ASSIGNED TASK>
Pick every line with "true" from the material below.

DATA EXTRACTS>
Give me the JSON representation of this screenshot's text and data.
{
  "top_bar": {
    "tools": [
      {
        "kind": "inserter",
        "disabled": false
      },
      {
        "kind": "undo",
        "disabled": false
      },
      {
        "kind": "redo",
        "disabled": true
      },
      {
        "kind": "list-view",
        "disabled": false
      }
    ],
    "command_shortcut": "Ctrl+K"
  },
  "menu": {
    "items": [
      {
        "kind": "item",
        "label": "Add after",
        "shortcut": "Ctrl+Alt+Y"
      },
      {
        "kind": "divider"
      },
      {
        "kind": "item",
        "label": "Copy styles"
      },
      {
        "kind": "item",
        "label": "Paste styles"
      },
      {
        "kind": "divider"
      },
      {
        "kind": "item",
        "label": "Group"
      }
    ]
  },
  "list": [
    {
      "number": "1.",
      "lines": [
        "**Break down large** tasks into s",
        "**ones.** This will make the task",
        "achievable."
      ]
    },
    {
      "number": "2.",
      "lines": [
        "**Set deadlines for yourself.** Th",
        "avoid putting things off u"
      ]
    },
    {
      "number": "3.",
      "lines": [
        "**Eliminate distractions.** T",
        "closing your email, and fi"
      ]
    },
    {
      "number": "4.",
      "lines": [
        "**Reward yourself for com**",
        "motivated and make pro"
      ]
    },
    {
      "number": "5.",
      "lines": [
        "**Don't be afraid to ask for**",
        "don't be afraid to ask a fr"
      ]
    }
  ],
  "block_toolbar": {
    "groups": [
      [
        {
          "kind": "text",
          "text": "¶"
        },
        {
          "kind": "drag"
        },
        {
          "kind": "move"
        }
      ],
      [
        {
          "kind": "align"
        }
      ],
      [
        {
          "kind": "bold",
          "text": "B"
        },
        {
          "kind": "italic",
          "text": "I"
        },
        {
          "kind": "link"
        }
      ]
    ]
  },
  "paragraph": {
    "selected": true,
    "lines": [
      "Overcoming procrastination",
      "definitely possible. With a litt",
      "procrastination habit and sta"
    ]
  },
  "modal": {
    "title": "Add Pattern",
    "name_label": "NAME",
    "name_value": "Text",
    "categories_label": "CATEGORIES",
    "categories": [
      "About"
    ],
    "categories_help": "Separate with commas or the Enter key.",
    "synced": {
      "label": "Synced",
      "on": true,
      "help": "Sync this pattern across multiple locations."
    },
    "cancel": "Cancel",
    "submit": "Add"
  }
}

SOLUTION TO THE PROBLEM>
        "disabled": true
    "selected": true,
      "on": true,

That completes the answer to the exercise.